Before the exploring begins in earnest, it’s probably not a terrible idea to make sure your home is safe for inquisitive tots. Here are a few things you can do to prepare for the onslaught.
A note on safety, before we go on
You’re never going to be able to eliminate risk entirely. At some point, your child might trip and nut the floor. But laying foam from wall to wall is neither practical nor - more importantly - ultimately desirable.
Learning about danger for ourselves is a necessary life lesson, for children and adults alike. How else would we judge risky situations, and measure our responses accordingly?
Just how much mild risk you expose your toddler to is a choice. Being too free and easy could lead to distressing trips to A&E, and yet wrapping them in cotton wool may hamper their development.
For instance, banning them from certain rooms may prove counterproductive, as some things they’ll need to learn to stay away from for themselves. It’s up to you to find the right level for you and your child.
As such, some of the suggestions we’re about to make are optional. But we’ll start with high-risk areas that need specific attention.
As it’s impossible to always watch a child, these are the things with which to take the utmost of care:
Tips for alleviating mild peril
And here are some non-essential precautions you might take:
Some of us like to get plug socket covers, for fear children will endanger themselves by sticking an object, or their finger, in the socket. However, standard plug sockets are designed to be safe, and are only activated when an object of the right size is inserted into the top earth socket.
This is precisely what a socket cover provides - a means of activating the plug, hence overriding its safety features. If a child takes out a cover and puts it back in upside down, then the two open sockets are active.
The Department of Health issued a warning to this effect in June 2016, and recommended all such covers be removed from health or social care premises. In addition, such covers aren’t regulated, and use of those of a non-standard size can potentially damage the socket.
One good way to see the type of mischief your tot might get into is to crawl around your home on your hands and knees.
That way you’ll see everything at their eye level, and you may get a better impression of everything they may want to grab or climb.
For instance, it may give you an idea of how much higher to place any breakables you have. Also consider what they may want to put in their mouths, and make sure there are no choking hazards within reach.

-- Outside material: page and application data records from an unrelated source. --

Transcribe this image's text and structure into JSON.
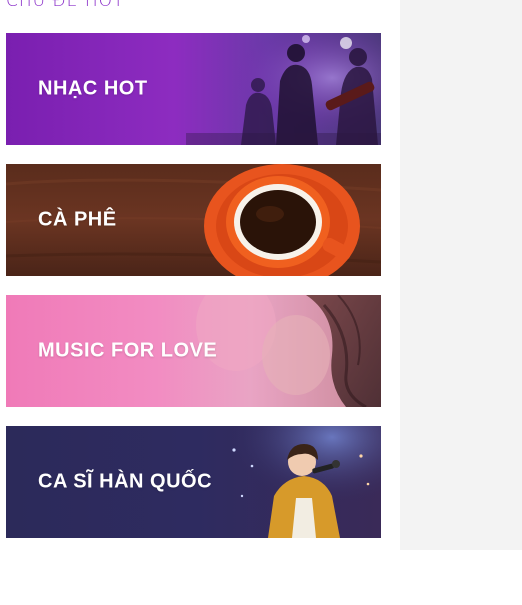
{
  "section": {
    "title": "CHỦ ĐỀ HOT"
  },
  "banners": [
    {
      "label": "NHẠC HOT"
    },
    {
      "label": "CÀ PHÊ"
    },
    {
      "label": "MUSIC FOR LOVE"
    },
    {
      "label": "CA SĨ HÀN QUỐC"
    }
  ]
}
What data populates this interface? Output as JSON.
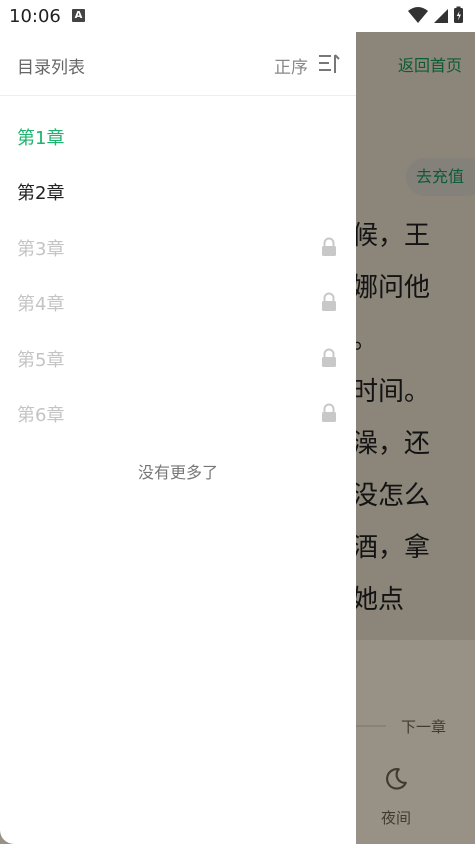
{
  "status_bar": {
    "time": "10:06",
    "notification_icon": "A"
  },
  "drawer": {
    "title": "目录列表",
    "sort_label": "正序",
    "chapters": [
      {
        "label": "第1章",
        "state": "current",
        "locked": false
      },
      {
        "label": "第2章",
        "state": "available",
        "locked": false
      },
      {
        "label": "第3章",
        "state": "locked",
        "locked": true
      },
      {
        "label": "第4章",
        "state": "locked",
        "locked": true
      },
      {
        "label": "第5章",
        "state": "locked",
        "locked": true
      },
      {
        "label": "第6章",
        "state": "locked",
        "locked": true
      }
    ],
    "no_more_text": "没有更多了"
  },
  "reader": {
    "back_home_label": "返回首页",
    "recharge_label": "去充值",
    "text_lines": [
      "候，王",
      "娜问他",
      "。",
      "时间。",
      "澡，还",
      "没怎么",
      "酒，拿",
      "她点"
    ],
    "next_chapter_label": "下一章",
    "night_mode_label": "夜间"
  },
  "colors": {
    "accent": "#1aa05f",
    "current_chapter": "#1db36e",
    "locked_text": "#c4c4c4",
    "normal_text": "#222222"
  }
}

In all this, please don’t let worry get on top of you. There’s only so much you can do, and we’re sure you’ll be awesome. Good luck, and enjoy!
For extra peace of mind, consider taking out a home insurance policy with accidental damage cover.